Sucrose, glucose, and fructose are three common types of sugar that are absorbed differently and have slightly different effects on the body. Whether they occur naturally in foods or are added to them also makes a big difference in how they affect your health.
Sucrose is made up of glucose and fructose
Sucrose is the scientific name for table sugar.
Sugars are categorized as monosaccharides or disaccharides. Disaccharides are made up of two linked monosaccharides and are broken back down into monosaccharides during digestion (1Trusted Source).
Sucrose is a disaccharide consisting of one glucose molecule and one fructose molecule, or 50% glucose and 50% fructose.
It’s a naturally occurring carbohydrate found in many fruits, vegetables, and grains, but it’s also added to many processed foods, such as candy, ice cream, breakfast cereals, canned foods, soda, and other sweetened beverages.
Glucose is a simple sugar, or monosaccharide. It’s your body’s preferred carb-based energy source (1Trusted Source).
Monosaccharides are made up of one single unit of sugar and thus cannot be broken down into simpler compounds.
They’re the building blocks of carbohydrates.
In foods, glucose is most commonly bound to another simple sugar to form either polysaccharide starches or disaccharides, such as sucrose and lactose (1Trusted Source).
It’s often added to processed foods in the form of dextrose, which is extracted from corn or wheat.
Glucose is less sweet than both fructose and sucrose
Fructose, or “fruit sugar,” is a monosaccharide like glucose (1Trusted Source).
It’s naturally found in fruit, honey, agave, and most root vegetables. Moreover, it’s commonly added to processed foods in the form of high fructose corn syrup.
Fructose is sourced from sugar cane, sugar beets, and corn. High -fructose corn syrup is made from cornstarch and contains more fructose than glucose, compared with regular corn syrup (3Trusted Source).

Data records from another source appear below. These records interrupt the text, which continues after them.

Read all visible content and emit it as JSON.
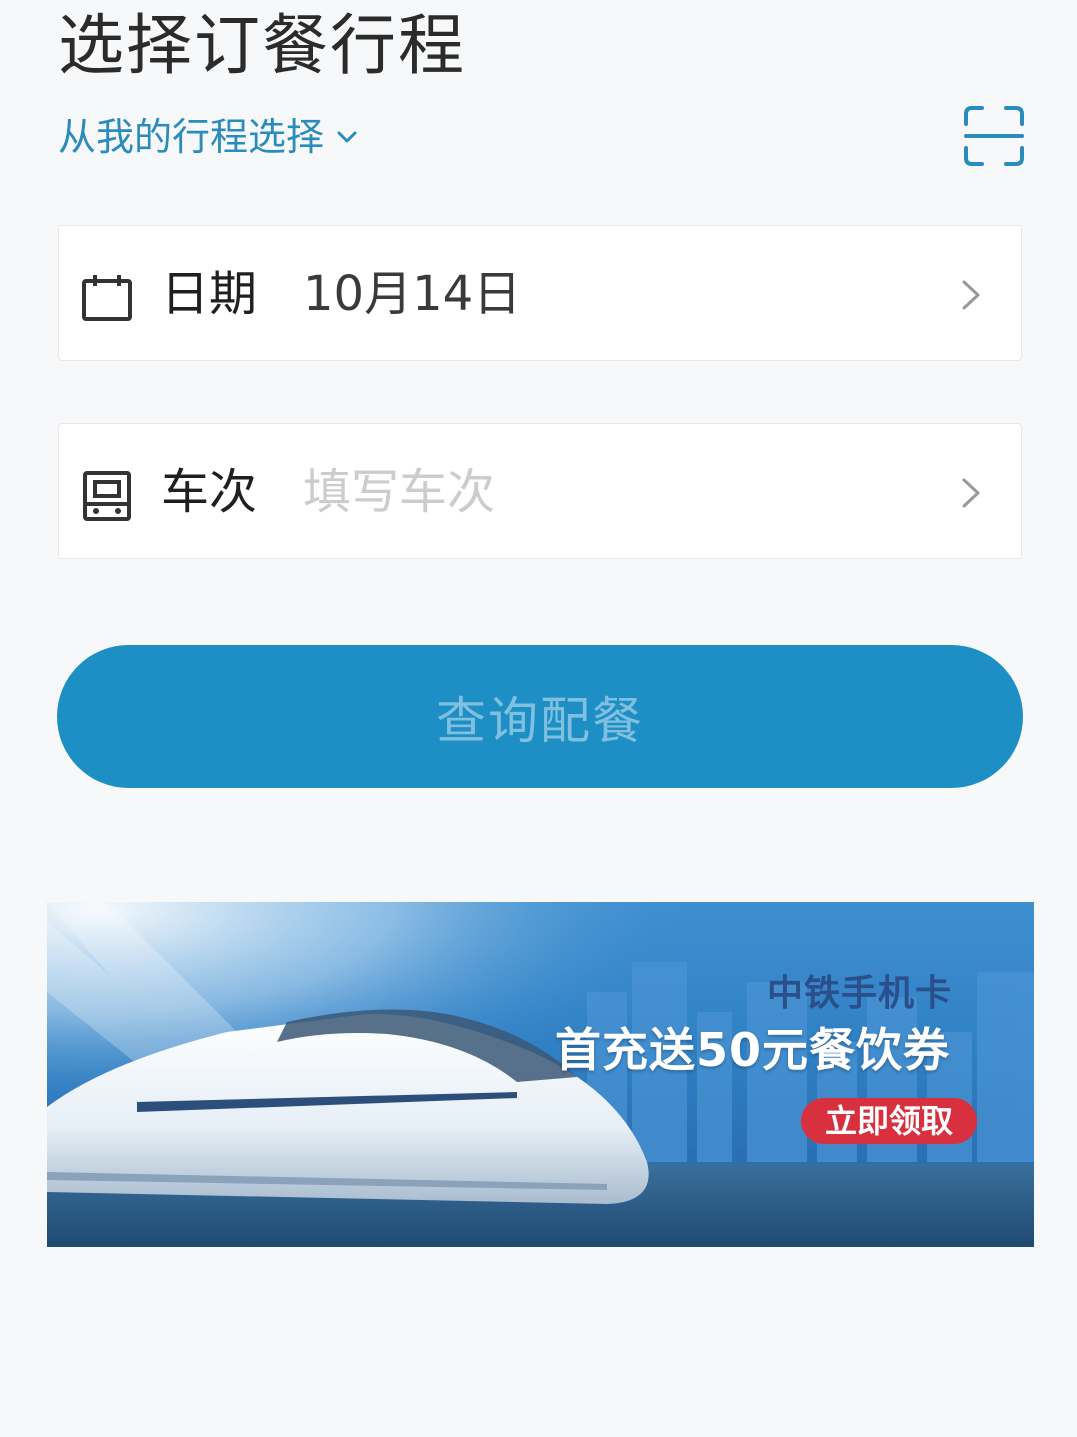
{
  "header": {
    "title": "选择订餐行程",
    "trip_select_label": "从我的行程选择",
    "scan_icon": "scan-icon"
  },
  "form": {
    "date": {
      "label": "日期",
      "value": "10月14日",
      "icon": "calendar-icon"
    },
    "train": {
      "label": "车次",
      "placeholder": "填写车次",
      "icon": "train-icon"
    }
  },
  "actions": {
    "query_label": "查询配餐"
  },
  "banner": {
    "brand": "中铁手机卡",
    "promo": "首充送50元餐饮券",
    "cta": "立即领取"
  },
  "colors": {
    "accent": "#1e8fc4",
    "link": "#2a8bbd",
    "cta_red": "#d8303e",
    "background": "#f7f8fa"
  }
}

Of the three sugars, fructose has the sweetest taste but the least impact on your blood suga